However, branding and marketing aren’t enough. Eventually, EFM programs must prove their value to keep their promises. This typically happens in three ways: 1) linking improved customer feedback scores to improved financials; 2) measuring return on investment in specific EFM-initiated projects and; 3) calculating retention and revenue from direct closed-loop customer intervention (Figure 4). American Cancer Society found that fundraising events with improving experience scores generate 10 percent more revenue than those with declining scores. With this type information, these organizations can make the case that score improvements enabled by EFM have real financial value. U.S. utility Nicor National attributed $1.5 million in annual cost savings to specific call-center improvements initiated through EFM. Lastly, a large B2B company calculated that it generates more than $12 million each year by directly following up with individual customers based on their feedback for both retention and sales.

Step 7: Renew your commitment

With the first six steps under your belt, you’ve made the transition from old-school research to modern EFM. Now start all over again! Sorry, but this is important. Traditional customer research might have retained its relevance had it more actively adapted to changing demands and new possibilities. That’s what EFM must do to stay relevant too. Just as your firm listens to customers, make sure that you listen to employees and other stakeholders to continuously improve your EFM practices by linking them to business strategy, connecting them with customer and employee journeys, designing them appropriately, implementing and maintaining the effective technologies, weaving EFM activities into routine business processes and marketing and measuring the value EFM delivers to your organization.

The future is already here

The path from traditional research to modern EFM is long and hard.
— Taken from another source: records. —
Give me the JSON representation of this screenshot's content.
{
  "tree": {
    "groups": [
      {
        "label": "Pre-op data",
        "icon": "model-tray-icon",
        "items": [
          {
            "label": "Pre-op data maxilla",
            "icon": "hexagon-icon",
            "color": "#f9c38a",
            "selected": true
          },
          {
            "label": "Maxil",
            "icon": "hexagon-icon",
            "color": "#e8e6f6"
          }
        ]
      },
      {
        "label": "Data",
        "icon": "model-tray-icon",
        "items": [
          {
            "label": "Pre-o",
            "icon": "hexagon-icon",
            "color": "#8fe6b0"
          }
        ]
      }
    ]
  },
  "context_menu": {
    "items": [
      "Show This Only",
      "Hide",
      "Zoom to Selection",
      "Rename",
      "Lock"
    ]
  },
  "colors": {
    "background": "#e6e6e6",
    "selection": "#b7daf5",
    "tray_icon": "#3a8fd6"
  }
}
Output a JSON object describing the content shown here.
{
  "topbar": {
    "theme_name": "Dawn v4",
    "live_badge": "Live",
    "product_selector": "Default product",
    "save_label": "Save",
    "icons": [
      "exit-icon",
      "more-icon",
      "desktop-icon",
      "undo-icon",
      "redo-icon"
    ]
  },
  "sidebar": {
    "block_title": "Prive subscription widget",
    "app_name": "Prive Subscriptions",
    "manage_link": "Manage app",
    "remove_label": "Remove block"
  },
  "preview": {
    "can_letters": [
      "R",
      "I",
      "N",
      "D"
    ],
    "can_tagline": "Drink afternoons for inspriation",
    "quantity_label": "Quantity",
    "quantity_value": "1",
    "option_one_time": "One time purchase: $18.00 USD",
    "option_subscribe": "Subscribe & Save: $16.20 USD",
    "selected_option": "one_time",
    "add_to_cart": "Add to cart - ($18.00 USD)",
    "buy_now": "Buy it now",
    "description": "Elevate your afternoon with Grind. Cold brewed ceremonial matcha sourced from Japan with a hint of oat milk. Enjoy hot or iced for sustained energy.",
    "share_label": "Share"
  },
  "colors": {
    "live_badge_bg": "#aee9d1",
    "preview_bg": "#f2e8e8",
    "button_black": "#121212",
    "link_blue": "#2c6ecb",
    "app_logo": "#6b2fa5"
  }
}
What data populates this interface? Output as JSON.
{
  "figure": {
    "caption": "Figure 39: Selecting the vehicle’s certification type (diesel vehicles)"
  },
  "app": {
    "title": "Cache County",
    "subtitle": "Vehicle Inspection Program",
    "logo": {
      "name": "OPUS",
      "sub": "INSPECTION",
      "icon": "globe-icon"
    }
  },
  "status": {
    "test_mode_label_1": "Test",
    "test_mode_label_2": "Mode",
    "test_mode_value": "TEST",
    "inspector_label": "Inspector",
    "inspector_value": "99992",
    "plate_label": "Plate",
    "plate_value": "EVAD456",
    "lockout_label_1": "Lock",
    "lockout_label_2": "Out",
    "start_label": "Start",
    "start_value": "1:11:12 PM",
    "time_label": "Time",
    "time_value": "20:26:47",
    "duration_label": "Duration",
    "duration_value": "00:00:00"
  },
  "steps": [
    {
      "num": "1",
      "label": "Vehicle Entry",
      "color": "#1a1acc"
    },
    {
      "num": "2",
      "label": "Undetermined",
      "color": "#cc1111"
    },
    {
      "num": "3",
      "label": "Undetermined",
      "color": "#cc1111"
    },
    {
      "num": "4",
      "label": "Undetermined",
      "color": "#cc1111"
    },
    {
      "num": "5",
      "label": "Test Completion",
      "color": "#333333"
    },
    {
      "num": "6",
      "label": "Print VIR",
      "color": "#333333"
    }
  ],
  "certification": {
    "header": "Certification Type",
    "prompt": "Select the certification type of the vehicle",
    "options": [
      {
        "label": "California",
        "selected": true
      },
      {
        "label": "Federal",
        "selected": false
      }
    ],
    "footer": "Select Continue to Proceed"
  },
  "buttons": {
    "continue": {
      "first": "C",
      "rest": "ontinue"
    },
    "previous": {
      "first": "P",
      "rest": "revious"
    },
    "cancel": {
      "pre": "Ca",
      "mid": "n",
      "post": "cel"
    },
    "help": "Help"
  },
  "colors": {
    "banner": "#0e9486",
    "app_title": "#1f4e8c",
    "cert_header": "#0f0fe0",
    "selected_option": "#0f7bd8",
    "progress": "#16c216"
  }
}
The seven steps described above provide a high-level roadmap but the future may still feel discouragingly distant. It’s not. In the words of sci-fi cult hero William Gibson, “The future is already here – it’s just not very evenly distributed.” Dozens of companies have followed the path, or some version of it, and learned important lessons on the way that you can apply in your own organization. If you can let go of the past, stay focused on the future and seek help where you need it, you’ll have the opportunity to elevate your company and your career in ways old-fashioned researchers couldn’t imagine.